Directions: Fill a sauce pan with a few inches of water and then heat the water until it reaches a boil. Now lower the heat until the water is barely simmering with just a few bubbles coming up now and then. With fewer bubbles, the eggs are less agitated and the egg white is more likely to stay together. When you’re ready, crack the egg into a cup and gently slide the egg into the barely simmering water. Turn off the heat and cover the pan for 4 minutes. If the egg looks ready after 4 minutes, gently lift it out of the pan with a spoon.
Unless you’re using a flawless non stick pan, you might have to add a minuscule amount of cooking fat to your fried eggs. Fried eggs can be cooked sunny side up or flipped over easy, meaning the egg is fried on both sides.
Directions: Break an egg into a small boil. Once your frying pan is heated up over medium heat, carefully pour in the egg and let it cook until the whites are set but the yolk is still soft. If you like your eggs over easy, flip the egg at this point and cook for an additional 20 seconds. Cook for 40 seconds more if you like over medium style eggs and up to 2 minutes for over hard cooked eggs.
Scrambled eggs are an easy to prepare comfort food. When scrambled eggs are cooked properly, as directed below, they’re even better. And a scrambled egg is easy to put on a piece of toast on the Military Diet.
Directions: Break your egg(s) into a bowl with a teaspoon of water and some salt and pepper. Use a fork to whisk the eggs briskly for 60 seconds, making sure the eggs are mixed in well with the water and seasonings. With scrambled eggs, the more you whisk them, they better they turn out so if you have time for a little extra elbow grease, go for it. Pour the egg(s) into a hot skillet on medium or medium low temperature. You can’t rush scrambled eggs or they turn out rubbery. Using a spatula, begin pushing the cooked outer edges of the eggs back toward the center. Repeat each time the eggs flood the outer edge of the pan until the eggs stop flowing to the outer edges. Break up the scramble and flip the uncooked eggs.

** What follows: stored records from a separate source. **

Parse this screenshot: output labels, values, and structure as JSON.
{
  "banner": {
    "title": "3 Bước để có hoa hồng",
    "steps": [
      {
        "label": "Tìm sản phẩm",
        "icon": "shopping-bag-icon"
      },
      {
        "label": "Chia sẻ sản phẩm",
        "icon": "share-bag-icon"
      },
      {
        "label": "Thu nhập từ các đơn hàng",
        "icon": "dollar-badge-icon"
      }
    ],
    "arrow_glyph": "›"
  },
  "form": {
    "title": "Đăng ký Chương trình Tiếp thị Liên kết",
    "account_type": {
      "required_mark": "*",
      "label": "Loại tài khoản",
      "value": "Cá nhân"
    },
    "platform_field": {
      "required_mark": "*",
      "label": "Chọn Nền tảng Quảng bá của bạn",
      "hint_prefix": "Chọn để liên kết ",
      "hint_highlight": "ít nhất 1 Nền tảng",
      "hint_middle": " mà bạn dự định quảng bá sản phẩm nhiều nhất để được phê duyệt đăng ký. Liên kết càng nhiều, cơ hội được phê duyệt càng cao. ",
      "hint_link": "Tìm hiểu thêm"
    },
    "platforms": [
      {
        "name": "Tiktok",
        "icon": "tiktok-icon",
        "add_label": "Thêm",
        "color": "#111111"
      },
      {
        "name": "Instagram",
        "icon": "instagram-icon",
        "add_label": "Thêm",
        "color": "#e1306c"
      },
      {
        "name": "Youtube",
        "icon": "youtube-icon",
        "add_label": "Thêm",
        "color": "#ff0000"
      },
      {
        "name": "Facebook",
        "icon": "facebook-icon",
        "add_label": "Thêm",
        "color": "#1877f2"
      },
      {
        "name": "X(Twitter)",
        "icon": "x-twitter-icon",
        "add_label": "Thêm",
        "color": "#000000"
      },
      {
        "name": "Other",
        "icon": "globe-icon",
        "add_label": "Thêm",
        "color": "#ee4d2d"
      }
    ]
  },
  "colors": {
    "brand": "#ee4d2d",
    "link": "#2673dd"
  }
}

Turn off the heat when the eggs are about 90% cooked. Serve immediately when the eggs are fully cooked.
Baked eggs are a less conventional way of cooking eggs in a muffin tin in the oven. The eggs end up with the texture of a hard boiled egg but save the mess of peeling the hard shell off once they’re cooked. This is probably the most ‘hands off’ method for cooking eggs.
Preheat your over to 350F and lightly grease your muffin tin with a non stick cooking spray. Crack the eggs into the tin. You can flavor the eggs before cooking with salt, pepper or any other no calorie seasonings. Bake the eggs for about 10-15 minutes depending on if you like your yolk soft or harder. Baked eggs also keep in the fridge for a few days if you want to prepare them ahead of time.
For people in a hurry, microwaved eggs are the way to go!
Use a small microwave proof dessert bowl, ramekin or custard cup sprayed with cooking spray. Don’t forget to sprinkle a few grains of salt into the bottom of the container so the eggs cook evenly. Break your egg into the container and pierce the yolk and whites a few times so it won’t explode while cooking. Cover the container with some plastic wrap but leave a small area open to vent. For a soft cooked egg, microwave on high for 30 seconds, but let the egg stand for 30 seconds before removing the plastic wrap. For a hard cooked egg, do the same for 40 seconds.
Omelettes are quick and easy to make and it is possible to make a small one egg omelette and sneak in a few no calorie items like onion, chives or seasonings to spice things up on the Military Diet. Just use a very small skillet!
Directions: Beat the egg(s) the same way as for scrambled eggs, with a fork or whisk for 60 seconds or more, making sure a teaspoon of water, the eggs and seasonings are all blended together. Keep the temperature of your skillet low to medium so the bottom doesn’t overcook. After you pour in the egg mixture, let it sit for a minute. Then use a spatula to gently lift the cooked egg from the edges of the pan. If you’re adding any no calorie fixings, add them now. When the eggs begin to set, fold the omelette gently in half, flip and let cook for another minute or so.